Work required
In the entries that follow, find each line with the word "value" and copy it.

___ The data ___

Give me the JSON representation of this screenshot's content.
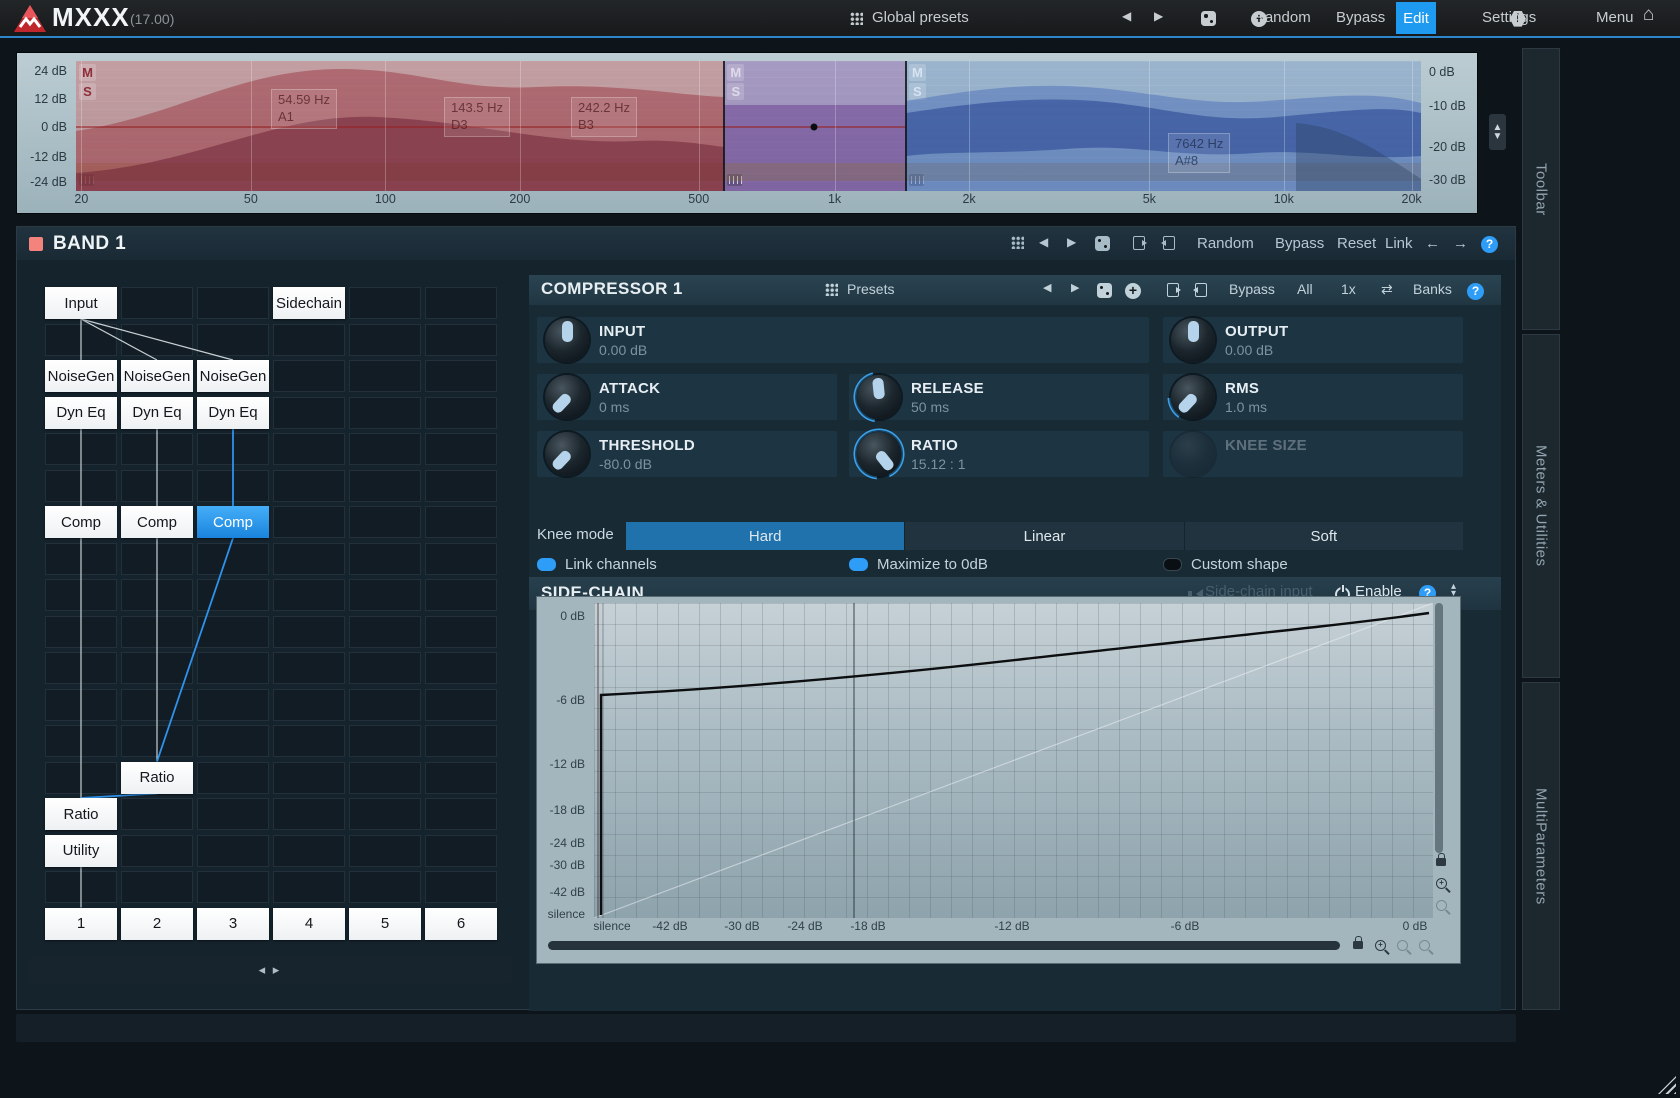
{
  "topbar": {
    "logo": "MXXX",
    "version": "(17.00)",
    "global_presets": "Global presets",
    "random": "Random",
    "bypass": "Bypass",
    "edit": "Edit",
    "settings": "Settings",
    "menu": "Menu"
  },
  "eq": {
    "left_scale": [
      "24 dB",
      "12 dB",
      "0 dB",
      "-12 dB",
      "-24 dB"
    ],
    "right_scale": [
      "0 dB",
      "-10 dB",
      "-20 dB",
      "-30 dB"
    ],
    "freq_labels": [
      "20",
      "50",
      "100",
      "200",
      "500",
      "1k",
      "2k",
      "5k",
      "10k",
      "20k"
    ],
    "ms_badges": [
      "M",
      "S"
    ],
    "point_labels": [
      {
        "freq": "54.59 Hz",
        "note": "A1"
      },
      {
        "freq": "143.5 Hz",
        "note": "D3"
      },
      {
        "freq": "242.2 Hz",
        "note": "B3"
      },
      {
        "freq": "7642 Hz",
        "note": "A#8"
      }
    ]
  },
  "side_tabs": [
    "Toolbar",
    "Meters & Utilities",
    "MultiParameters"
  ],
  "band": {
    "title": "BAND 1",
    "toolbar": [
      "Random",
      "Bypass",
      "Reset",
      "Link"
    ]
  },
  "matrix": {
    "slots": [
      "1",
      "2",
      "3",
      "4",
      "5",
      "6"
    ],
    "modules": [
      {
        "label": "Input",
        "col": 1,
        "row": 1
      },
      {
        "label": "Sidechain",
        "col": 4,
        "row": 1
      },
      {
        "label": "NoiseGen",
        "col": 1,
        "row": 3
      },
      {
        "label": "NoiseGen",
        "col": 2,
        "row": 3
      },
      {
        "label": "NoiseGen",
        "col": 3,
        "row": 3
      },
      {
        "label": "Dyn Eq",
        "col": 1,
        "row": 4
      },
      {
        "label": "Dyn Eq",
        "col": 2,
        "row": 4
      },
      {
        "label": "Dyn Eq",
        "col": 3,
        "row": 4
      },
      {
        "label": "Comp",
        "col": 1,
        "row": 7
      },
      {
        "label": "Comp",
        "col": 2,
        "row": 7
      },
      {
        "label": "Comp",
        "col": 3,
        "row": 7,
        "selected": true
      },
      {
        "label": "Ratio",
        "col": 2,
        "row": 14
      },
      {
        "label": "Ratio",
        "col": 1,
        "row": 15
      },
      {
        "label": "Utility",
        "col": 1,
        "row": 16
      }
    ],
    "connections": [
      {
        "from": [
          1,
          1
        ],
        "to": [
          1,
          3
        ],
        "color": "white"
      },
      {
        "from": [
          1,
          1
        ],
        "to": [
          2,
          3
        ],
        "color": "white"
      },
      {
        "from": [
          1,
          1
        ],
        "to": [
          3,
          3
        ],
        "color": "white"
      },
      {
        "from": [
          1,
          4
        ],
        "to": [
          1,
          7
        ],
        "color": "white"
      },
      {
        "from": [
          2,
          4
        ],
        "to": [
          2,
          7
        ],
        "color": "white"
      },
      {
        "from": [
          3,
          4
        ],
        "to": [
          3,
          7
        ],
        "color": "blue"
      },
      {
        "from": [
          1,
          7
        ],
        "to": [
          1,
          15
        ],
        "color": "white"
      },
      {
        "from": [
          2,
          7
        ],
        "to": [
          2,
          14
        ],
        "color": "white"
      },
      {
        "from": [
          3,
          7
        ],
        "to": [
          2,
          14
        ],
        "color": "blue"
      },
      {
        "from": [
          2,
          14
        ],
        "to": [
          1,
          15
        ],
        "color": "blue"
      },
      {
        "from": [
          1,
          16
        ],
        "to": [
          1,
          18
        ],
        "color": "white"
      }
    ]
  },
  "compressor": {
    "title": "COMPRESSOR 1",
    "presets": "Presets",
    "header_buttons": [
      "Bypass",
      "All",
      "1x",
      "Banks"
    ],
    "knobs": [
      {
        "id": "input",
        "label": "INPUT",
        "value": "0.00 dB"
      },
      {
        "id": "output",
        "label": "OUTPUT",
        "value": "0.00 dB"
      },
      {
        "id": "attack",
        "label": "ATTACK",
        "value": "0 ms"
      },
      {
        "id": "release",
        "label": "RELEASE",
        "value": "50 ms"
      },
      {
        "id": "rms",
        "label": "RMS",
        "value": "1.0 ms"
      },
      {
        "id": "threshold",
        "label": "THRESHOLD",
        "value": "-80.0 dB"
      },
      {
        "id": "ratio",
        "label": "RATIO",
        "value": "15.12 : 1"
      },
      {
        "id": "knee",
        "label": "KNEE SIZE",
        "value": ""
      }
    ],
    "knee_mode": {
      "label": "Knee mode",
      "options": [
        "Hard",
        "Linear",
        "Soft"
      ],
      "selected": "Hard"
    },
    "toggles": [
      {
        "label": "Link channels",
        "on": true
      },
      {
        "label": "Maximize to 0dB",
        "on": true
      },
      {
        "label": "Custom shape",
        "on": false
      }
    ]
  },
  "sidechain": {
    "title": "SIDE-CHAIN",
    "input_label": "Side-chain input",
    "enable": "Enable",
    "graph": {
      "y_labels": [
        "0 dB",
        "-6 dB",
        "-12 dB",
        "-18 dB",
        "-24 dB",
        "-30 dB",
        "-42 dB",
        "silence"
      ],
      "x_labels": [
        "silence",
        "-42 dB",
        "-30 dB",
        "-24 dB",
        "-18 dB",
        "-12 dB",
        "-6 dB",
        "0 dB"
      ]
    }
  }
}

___
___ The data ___

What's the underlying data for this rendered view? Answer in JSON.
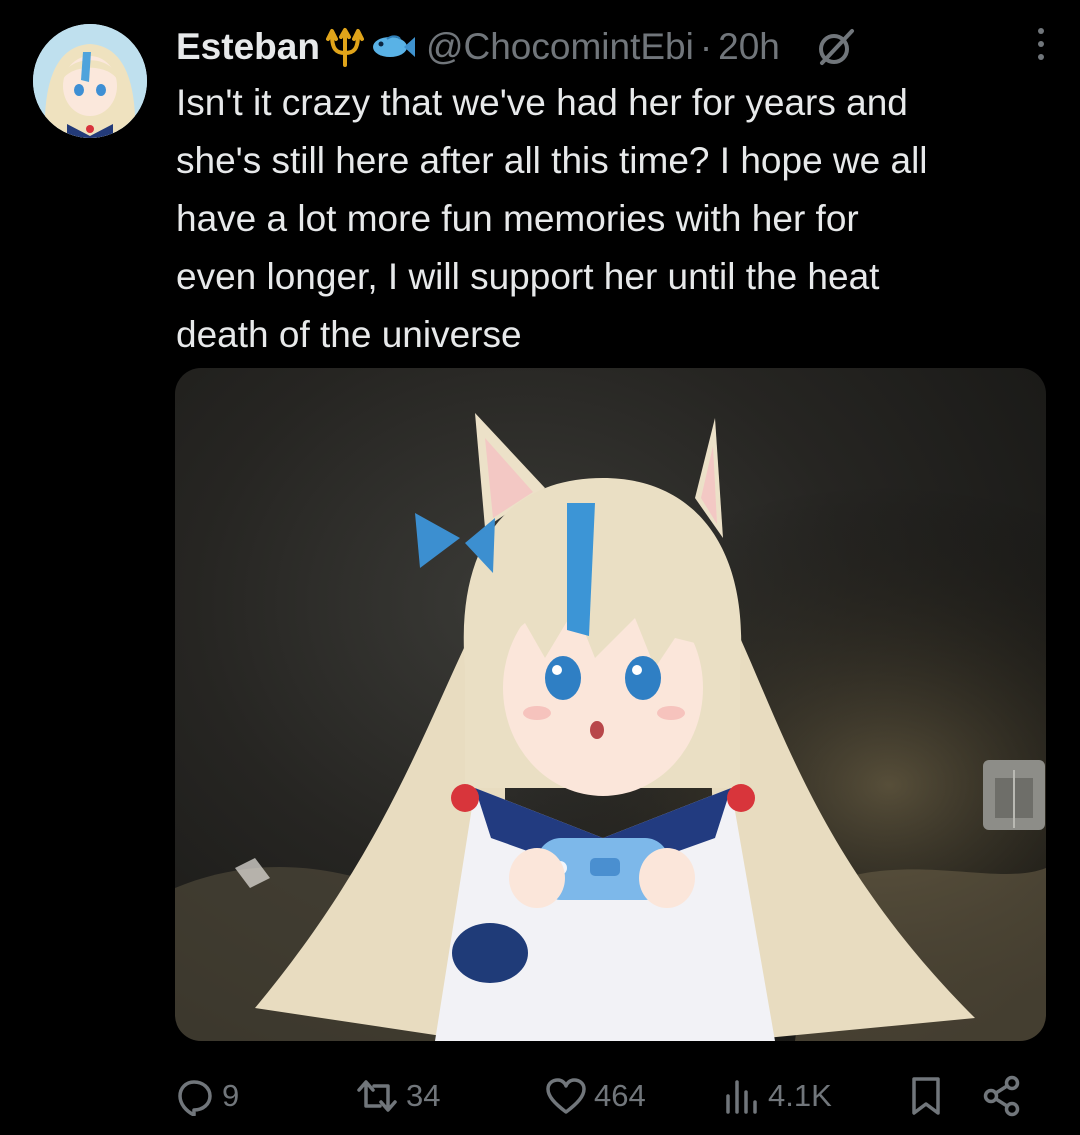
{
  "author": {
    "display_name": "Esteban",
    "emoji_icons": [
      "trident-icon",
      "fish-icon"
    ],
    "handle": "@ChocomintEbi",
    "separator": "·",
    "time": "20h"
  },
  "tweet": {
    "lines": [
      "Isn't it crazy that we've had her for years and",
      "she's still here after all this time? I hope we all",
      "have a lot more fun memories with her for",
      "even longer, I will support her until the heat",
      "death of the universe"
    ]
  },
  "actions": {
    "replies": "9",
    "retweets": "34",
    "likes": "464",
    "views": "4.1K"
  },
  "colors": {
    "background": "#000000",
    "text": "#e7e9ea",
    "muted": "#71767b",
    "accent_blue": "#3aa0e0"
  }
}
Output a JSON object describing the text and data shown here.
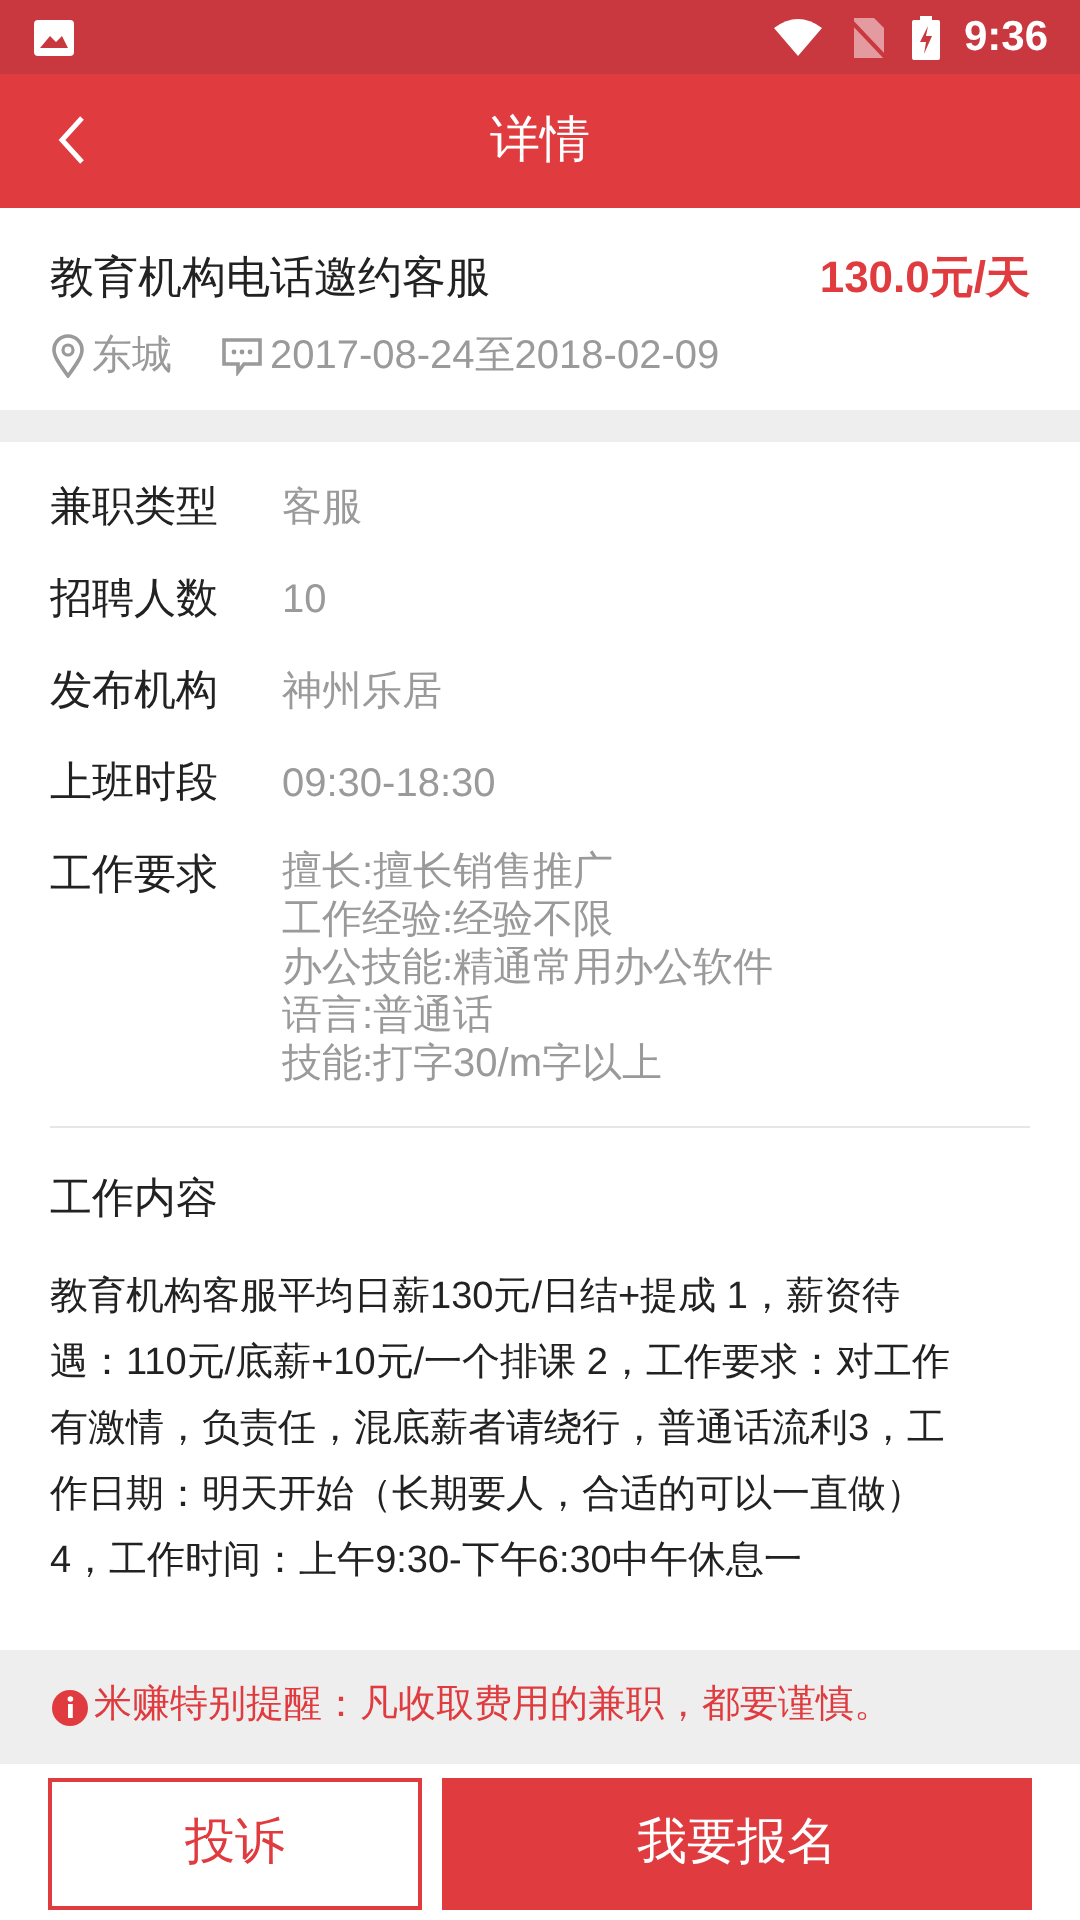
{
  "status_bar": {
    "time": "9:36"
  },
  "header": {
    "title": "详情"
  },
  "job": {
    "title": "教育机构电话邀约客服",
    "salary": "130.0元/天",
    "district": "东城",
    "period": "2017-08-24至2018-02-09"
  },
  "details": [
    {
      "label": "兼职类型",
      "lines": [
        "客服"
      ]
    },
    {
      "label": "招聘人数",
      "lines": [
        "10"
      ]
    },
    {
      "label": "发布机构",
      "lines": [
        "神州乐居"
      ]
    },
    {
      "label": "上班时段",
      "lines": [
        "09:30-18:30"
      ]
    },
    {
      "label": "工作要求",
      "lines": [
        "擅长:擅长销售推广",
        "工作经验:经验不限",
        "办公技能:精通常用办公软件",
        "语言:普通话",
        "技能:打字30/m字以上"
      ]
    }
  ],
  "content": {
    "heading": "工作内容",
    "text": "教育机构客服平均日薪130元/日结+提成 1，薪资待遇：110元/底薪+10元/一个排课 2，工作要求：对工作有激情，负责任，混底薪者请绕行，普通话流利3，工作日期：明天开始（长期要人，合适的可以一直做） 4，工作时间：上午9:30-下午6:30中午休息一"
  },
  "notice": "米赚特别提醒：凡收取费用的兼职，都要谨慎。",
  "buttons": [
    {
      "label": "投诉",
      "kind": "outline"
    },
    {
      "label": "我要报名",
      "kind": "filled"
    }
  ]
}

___

Task answer
        "value": "0.00 dB"
        "value": "0.00 dB"
        "value": "0 ms"
        "value": "50 ms"
        "value": "1.0 ms"
        "value": "-80.0 dB"
        "value": "15.12 : 1"
        "value": ""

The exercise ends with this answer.